DUBAI, Jan 6: The negative 2021 outlook for sovereign creditworthiness in the Gulf Cooperation Council (GCC) reflects the coronavirus-related fall in oil revenue which is driving this year’s deterioration in fiscal strength, while constraining government spending and slowing the economic recovery, Moody’s Investors Service said in a report today.
Moody’s expects that it will take 2-3 years for real GDP in GCC sovereigns to return to pre-pandemic levels, with the recovery most protracted in the more economically diversified sovereigns, where key sectors such as transportation and tourism will be slow to return to health. “Our negative outlook for GCC sovereigns reflects the coronavirus pandemic’s impact on oil revenue and our expectations for the erosion of fiscal strength experienced last year to extend throughout 2021,” said Thaddeus Best, a Moody’s Analyst and the report’s co-author.

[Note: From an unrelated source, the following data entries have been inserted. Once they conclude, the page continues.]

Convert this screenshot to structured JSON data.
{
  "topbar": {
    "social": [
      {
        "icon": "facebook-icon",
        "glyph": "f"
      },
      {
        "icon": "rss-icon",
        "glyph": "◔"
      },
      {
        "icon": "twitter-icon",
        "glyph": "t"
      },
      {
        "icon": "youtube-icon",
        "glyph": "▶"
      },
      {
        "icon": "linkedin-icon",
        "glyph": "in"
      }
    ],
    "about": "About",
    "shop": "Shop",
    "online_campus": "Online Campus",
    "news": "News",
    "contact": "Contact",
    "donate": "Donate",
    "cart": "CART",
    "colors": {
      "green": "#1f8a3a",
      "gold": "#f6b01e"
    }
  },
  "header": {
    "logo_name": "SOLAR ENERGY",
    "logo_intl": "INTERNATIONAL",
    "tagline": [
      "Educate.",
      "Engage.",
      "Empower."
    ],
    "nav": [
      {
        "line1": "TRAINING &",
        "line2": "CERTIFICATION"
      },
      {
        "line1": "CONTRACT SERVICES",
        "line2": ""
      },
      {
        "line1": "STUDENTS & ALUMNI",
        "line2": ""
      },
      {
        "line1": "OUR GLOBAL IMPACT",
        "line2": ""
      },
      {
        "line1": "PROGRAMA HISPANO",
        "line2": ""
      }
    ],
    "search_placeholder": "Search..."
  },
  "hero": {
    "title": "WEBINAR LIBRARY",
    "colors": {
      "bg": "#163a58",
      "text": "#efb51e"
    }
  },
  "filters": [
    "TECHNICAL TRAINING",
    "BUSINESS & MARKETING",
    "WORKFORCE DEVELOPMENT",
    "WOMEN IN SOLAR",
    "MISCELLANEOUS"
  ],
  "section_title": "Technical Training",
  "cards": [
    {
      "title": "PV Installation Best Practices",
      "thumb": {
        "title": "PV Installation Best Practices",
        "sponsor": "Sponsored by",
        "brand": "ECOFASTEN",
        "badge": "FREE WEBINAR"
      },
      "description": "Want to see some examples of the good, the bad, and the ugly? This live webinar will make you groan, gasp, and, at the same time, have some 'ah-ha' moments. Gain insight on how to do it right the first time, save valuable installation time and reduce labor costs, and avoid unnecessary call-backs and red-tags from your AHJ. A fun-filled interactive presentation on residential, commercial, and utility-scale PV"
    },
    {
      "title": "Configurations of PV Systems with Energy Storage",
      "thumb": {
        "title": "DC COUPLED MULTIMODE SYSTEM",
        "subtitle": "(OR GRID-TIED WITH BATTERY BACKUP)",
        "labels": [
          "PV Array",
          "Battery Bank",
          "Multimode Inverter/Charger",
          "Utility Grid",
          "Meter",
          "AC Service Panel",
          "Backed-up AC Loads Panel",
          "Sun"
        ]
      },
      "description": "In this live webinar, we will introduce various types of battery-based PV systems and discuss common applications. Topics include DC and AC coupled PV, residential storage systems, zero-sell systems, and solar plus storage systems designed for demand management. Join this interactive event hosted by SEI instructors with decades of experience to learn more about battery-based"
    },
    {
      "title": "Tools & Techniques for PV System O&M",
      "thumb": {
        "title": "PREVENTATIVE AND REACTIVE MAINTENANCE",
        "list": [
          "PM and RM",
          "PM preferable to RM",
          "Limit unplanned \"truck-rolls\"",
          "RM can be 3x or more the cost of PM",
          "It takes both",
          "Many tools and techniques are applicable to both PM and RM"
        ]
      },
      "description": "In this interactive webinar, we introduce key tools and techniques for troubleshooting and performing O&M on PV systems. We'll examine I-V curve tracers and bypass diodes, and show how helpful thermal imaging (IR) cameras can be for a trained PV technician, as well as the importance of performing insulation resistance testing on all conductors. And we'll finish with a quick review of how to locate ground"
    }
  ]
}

“The still elevated cost of funding for lower-rated sovereigns in the region will amplify these strains.” The lingering economic effects of the pandemic also mean that citizen employment rates are unlikely to recover soon given high targets for citizen employment in private sector industries which have been hard hit by the shock.
Moody’s forecasts that GCC government debt burdens will rise on average by around 21 percentage points of GDP over 2019-21, compared with 14 percentage points on average for advanced economies. However, sovereign wealth fund buffers will mitigate the impact of higher gross debt burdens for most GCC sovereigns.
Despite a significant easing in market conditions compared with the first half of 2020, Moody’s expects that borrowing costs will remain above pre-coronavirus levels for less creditworthy GCC sovereigns. For the region’s stronger governments, flight to quality has lowered yields to levels that will continue to allow opportunistic and long-dated borrowing.